RECORD NUMBER: 21 OF 22

OLS Field Name OLS Field Data
Main Title Use of Glial Fibrillary Acidic Protein in First-Tier Assessments of Neurotoxicity.
Author O'Callaghan, J. P. ;
CORP Author Health Effects Research Lab., Research Triangle Park, NC.
Publisher 1991
Year Published 1991
Report Number EPA/600/D-91/050;
Stock Number PB91-191197
Additional Subjects Toxicology ; Nervous system ; Glial fibrillary acidic protein ; Toxic substances ; Brain chemistry ; Radioimmunoassay ; Dose-response relationships ; Cell survival ; Dopamine ; Tyrosine hydroxylase ; Enzyme-linked immunosorbent assay ; Astrocytes ;
Holdings
Library Call Number Additional Info Location Last
Modified
Checkout
Status
NTIS  PB91-191197 Most EPA libraries have a fiche copy filed under the call number shown. Check with individual libraries about paper copy. 09/04/1991
Collation 29p
Abstract
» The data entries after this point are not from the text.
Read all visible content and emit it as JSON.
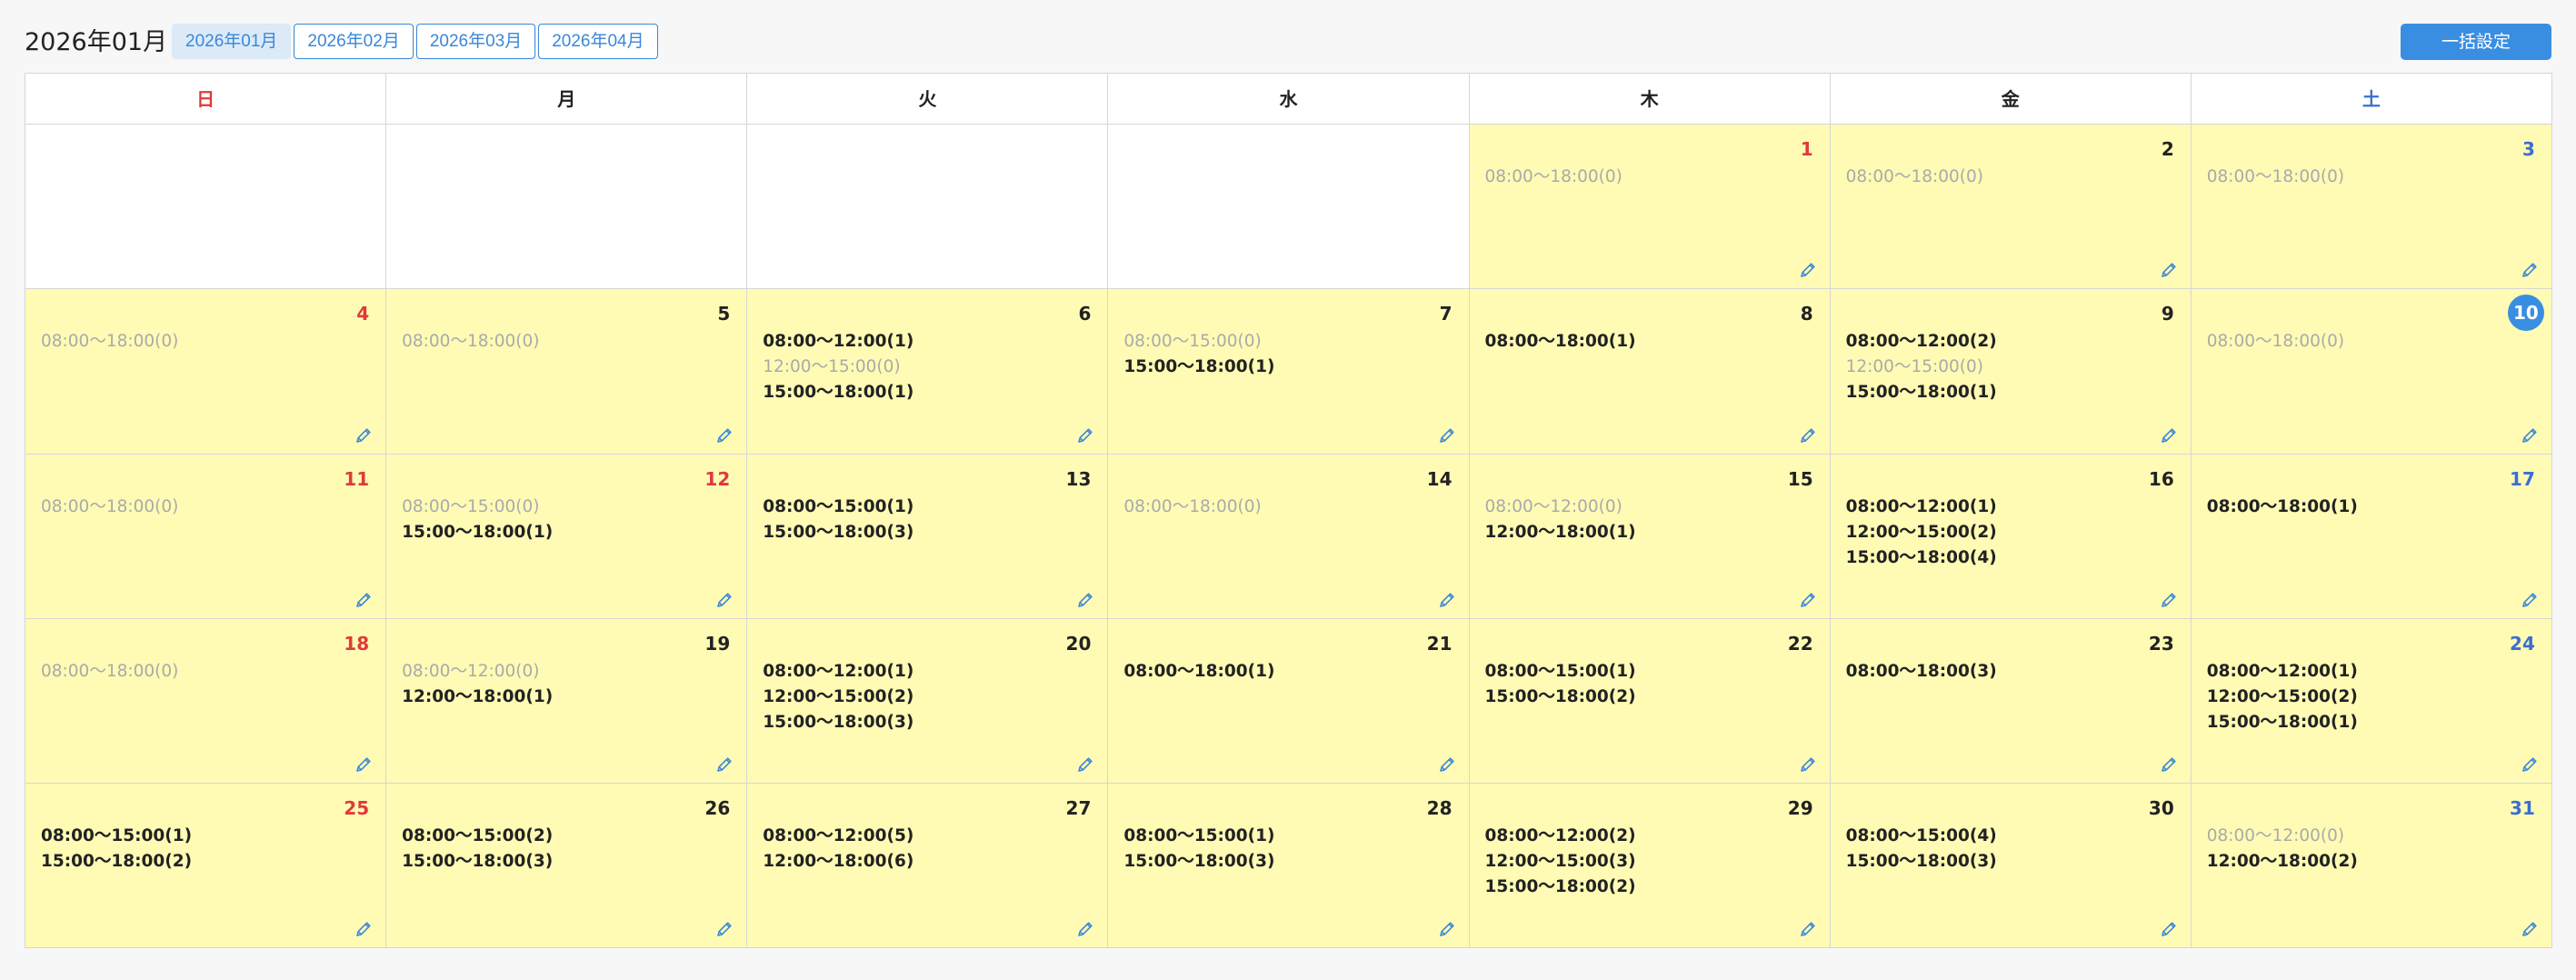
{
  "header": {
    "title": "2026年01月",
    "tabs": [
      {
        "label": "2026年01月",
        "active": true
      },
      {
        "label": "2026年02月",
        "active": false
      },
      {
        "label": "2026年03月",
        "active": false
      },
      {
        "label": "2026年04月",
        "active": false
      }
    ],
    "bulk_button": "一括設定"
  },
  "colors": {
    "accent": "#3a8ee2",
    "sunday": "#e03a3a",
    "saturday": "#3a6fd0",
    "cell_bg": "#fffbb5"
  },
  "weekdays": [
    "日",
    "月",
    "火",
    "水",
    "木",
    "金",
    "土"
  ],
  "weeks": [
    [
      null,
      null,
      null,
      null,
      {
        "day": "1",
        "holiday": true,
        "slots": [
          {
            "text": "08:00〜18:00(0)",
            "count": 0
          }
        ]
      },
      {
        "day": "2",
        "slots": [
          {
            "text": "08:00〜18:00(0)",
            "count": 0
          }
        ]
      },
      {
        "day": "3",
        "slots": [
          {
            "text": "08:00〜18:00(0)",
            "count": 0
          }
        ]
      }
    ],
    [
      {
        "day": "4",
        "slots": [
          {
            "text": "08:00〜18:00(0)",
            "count": 0
          }
        ]
      },
      {
        "day": "5",
        "slots": [
          {
            "text": "08:00〜18:00(0)",
            "count": 0
          }
        ]
      },
      {
        "day": "6",
        "slots": [
          {
            "text": "08:00〜12:00(1)",
            "count": 1
          },
          {
            "text": "12:00〜15:00(0)",
            "count": 0
          },
          {
            "text": "15:00〜18:00(1)",
            "count": 1
          }
        ]
      },
      {
        "day": "7",
        "slots": [
          {
            "text": "08:00〜15:00(0)",
            "count": 0
          },
          {
            "text": "15:00〜18:00(1)",
            "count": 1
          }
        ]
      },
      {
        "day": "8",
        "slots": [
          {
            "text": "08:00〜18:00(1)",
            "count": 1
          }
        ]
      },
      {
        "day": "9",
        "slots": [
          {
            "text": "08:00〜12:00(2)",
            "count": 2
          },
          {
            "text": "12:00〜15:00(0)",
            "count": 0
          },
          {
            "text": "15:00〜18:00(1)",
            "count": 1
          }
        ]
      },
      {
        "day": "10",
        "today": true,
        "slots": [
          {
            "text": "08:00〜18:00(0)",
            "count": 0
          }
        ]
      }
    ],
    [
      {
        "day": "11",
        "slots": [
          {
            "text": "08:00〜18:00(0)",
            "count": 0
          }
        ]
      },
      {
        "day": "12",
        "holiday": true,
        "slots": [
          {
            "text": "08:00〜15:00(0)",
            "count": 0
          },
          {
            "text": "15:00〜18:00(1)",
            "count": 1
          }
        ]
      },
      {
        "day": "13",
        "slots": [
          {
            "text": "08:00〜15:00(1)",
            "count": 1
          },
          {
            "text": "15:00〜18:00(3)",
            "count": 3
          }
        ]
      },
      {
        "day": "14",
        "slots": [
          {
            "text": "08:00〜18:00(0)",
            "count": 0
          }
        ]
      },
      {
        "day": "15",
        "slots": [
          {
            "text": "08:00〜12:00(0)",
            "count": 0
          },
          {
            "text": "12:00〜18:00(1)",
            "count": 1
          }
        ]
      },
      {
        "day": "16",
        "slots": [
          {
            "text": "08:00〜12:00(1)",
            "count": 1
          },
          {
            "text": "12:00〜15:00(2)",
            "count": 2
          },
          {
            "text": "15:00〜18:00(4)",
            "count": 4
          }
        ]
      },
      {
        "day": "17",
        "slots": [
          {
            "text": "08:00〜18:00(1)",
            "count": 1
          }
        ]
      }
    ],
    [
      {
        "day": "18",
        "slots": [
          {
            "text": "08:00〜18:00(0)",
            "count": 0
          }
        ]
      },
      {
        "day": "19",
        "slots": [
          {
            "text": "08:00〜12:00(0)",
            "count": 0
          },
          {
            "text": "12:00〜18:00(1)",
            "count": 1
          }
        ]
      },
      {
        "day": "20",
        "slots": [
          {
            "text": "08:00〜12:00(1)",
            "count": 1
          },
          {
            "text": "12:00〜15:00(2)",
            "count": 2
          },
          {
            "text": "15:00〜18:00(3)",
            "count": 3
          }
        ]
      },
      {
        "day": "21",
        "slots": [
          {
            "text": "08:00〜18:00(1)",
            "count": 1
          }
        ]
      },
      {
        "day": "22",
        "slots": [
          {
            "text": "08:00〜15:00(1)",
            "count": 1
          },
          {
            "text": "15:00〜18:00(2)",
            "count": 2
          }
        ]
      },
      {
        "day": "23",
        "slots": [
          {
            "text": "08:00〜18:00(3)",
            "count": 3
          }
        ]
      },
      {
        "day": "24",
        "slots": [
          {
            "text": "08:00〜12:00(1)",
            "count": 1
          },
          {
            "text": "12:00〜15:00(2)",
            "count": 2
          },
          {
            "text": "15:00〜18:00(1)",
            "count": 1
          }
        ]
      }
    ],
    [
      {
        "day": "25",
        "slots": [
          {
            "text": "08:00〜15:00(1)",
            "count": 1
          },
          {
            "text": "15:00〜18:00(2)",
            "count": 2
          }
        ]
      },
      {
        "day": "26",
        "slots": [
          {
            "text": "08:00〜15:00(2)",
            "count": 2
          },
          {
            "text": "15:00〜18:00(3)",
            "count": 3
          }
        ]
      },
      {
        "day": "27",
        "slots": [
          {
            "text": "08:00〜12:00(5)",
            "count": 5
          },
          {
            "text": "12:00〜18:00(6)",
            "count": 6
          }
        ]
      },
      {
        "day": "28",
        "slots": [
          {
            "text": "08:00〜15:00(1)",
            "count": 1
          },
          {
            "text": "15:00〜18:00(3)",
            "count": 3
          }
        ]
      },
      {
        "day": "29",
        "slots": [
          {
            "text": "08:00〜12:00(2)",
            "count": 2
          },
          {
            "text": "12:00〜15:00(3)",
            "count": 3
          },
          {
            "text": "15:00〜18:00(2)",
            "count": 2
          }
        ]
      },
      {
        "day": "30",
        "slots": [
          {
            "text": "08:00〜15:00(4)",
            "count": 4
          },
          {
            "text": "15:00〜18:00(3)",
            "count": 3
          }
        ]
      },
      {
        "day": "31",
        "slots": [
          {
            "text": "08:00〜12:00(0)",
            "count": 0
          },
          {
            "text": "12:00〜18:00(2)",
            "count": 2
          }
        ]
      }
    ]
  ],
  "icons": {
    "edit": "pencil-icon"
  }
}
Diverse neurotoxic insults result in proliferation and hypertrophy of astrocytes, a subtype of central nervous system glia. The hallmark of the response, often termed 'reactive gliosis', is the enhanced expression of the major intermediate filament protein of astrocytes, glial fibrillary acidic protein (GFAP). These morphological observations suggest that GFAP may be a useful biochemical indicator of neurotoxicity. To investigate the possibility the authors administered prototype neurotoxicants to experimental animals and then assessed the effects of these agents on the tissue content of GFAP, as determined by radioimmunoassay. The study found that assays of GFAP reveal dose- time- and region-dependent patterns of neurotoxicity at toxicant dosages below those that cause light microscopic evidence of cell loss or damage. No false positives have been seen following exposure to a variety of pharmacological agents. By using regional assessments of GFAP in a first-tier evaluation, it should be possible to localize areas of damage. A second-tier evaluation, using assays of proteins or transmitters associated with cells in the affected region, may reveal the cellular targets of neurotoxicity.